Warm up properly
It’s the most boring part of exercise for sure, but it’s more important than ever to warm up and cool down properly if you’re getting back into exercise after a long break. If you’ve never given much thought to warm-ups and cool-downs, then it’s time to add them to your workouts.
Warm-ups give your body the chance to gradually increase blood flow to your muscles, readying them for movement, and cool downs help your body gradually return to its pre-exercise heart rate and blood pressure.
When you’re done with your workout, add on this stretching routine from Coach or pick from Lifehack’s huge list of effective cooldown exercises.
Take it easy for the first few weeks
If all you’ve done all year is indulge in your favourite foods while sat on your arse working from home, no judgement here. Even if you’re a key worker, or you’ve managed to resist the lure of packets of custard creams (with a will of steel) there’s no doubt that living under the shadow of COVID-19 will have had an impact on your activity levels.

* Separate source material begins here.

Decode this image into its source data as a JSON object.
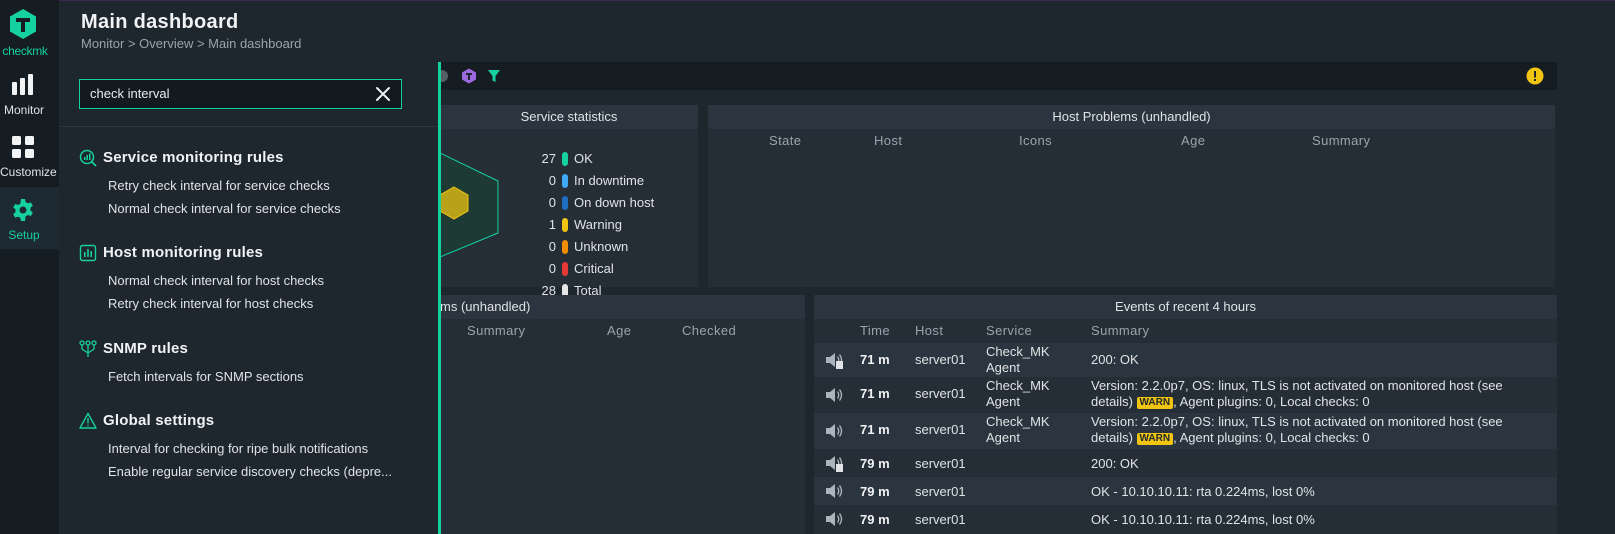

Whether you’ve been missing out on your weekly MAN v FAT Football games, or you’ve been missing the gym, it’s natural that it’ll take a few weeks to get used to returning to normal again. Just keep this in mind and don’t beat yourself up about it if you find your fitness levels have slipped.
Get enough rest in between sessions
Exercise makes us feel good and it’s human nature to chase that feeling so we can keep up that sense of wellbeing. But resting properly in between sessions is key to improving your fitness and keeping your body in tip-top shape.
Resting is essential for muscle growth, and not recovering properly from your workouts can lead to decreased performance when you do work out next. Think about it – have you ever tried to throw in an extra workout but struggled through it because your body was knackered? It’s like running through treacle and it’s no fun.
So what’s the perfect amount of rest? It depends on things like your age, fitness level and the intensity of your training, but generally giving yourself 24-48 hours in between training the same muscles is a good guide.
That’s not to say that you must be completely inactive during that rest period, just enjoy a gentle walk or do some light stretching (also known as ‘active recovery’) instead of an intense workout.
Don’t start doing everything at once
Now that gyms are opening, it’s tempting to sign up for every class they’re offering or to commit to attending 5 days a week. It’s great that you want to get active again, and your gym will undoubtedly appreciate your support, but you’ve got to start small.
If your body isn’t used to moving as much as it was pre-pandemic, suddenly throwing it into a hardcore workout regime will do more harm than good. You’ll be more likely to injure yourself if you’re pushing it too hard, and you’ll also be at risk of suffering from burnout which will lead to you feeling defeated.
Start slowly and build up the number of sessions as well as the intensity of your workouts as you get used to it again.
It’s easy to forget to drink enough water and we’re probably all guilty of not making enough effort to hit our recommended daily amount.
But keeping yourself hydrated is important if you want to see real progress with your fitness levels. Getting enough water before, during and after a workout helps to boost your energy levels, replenishes water lost through sweat so you don’t get dehydrated and just generally helps your body function at its best. So remember to drink enough – it’s time to make your water bottle your best friend.
If you’re getting back into exercise after a long time, it’s important to follow the above advice to make sure you have the best chance of staying injury-free. Not only will your body thank you, but you’ll be much more motivated to continue improving your fitness.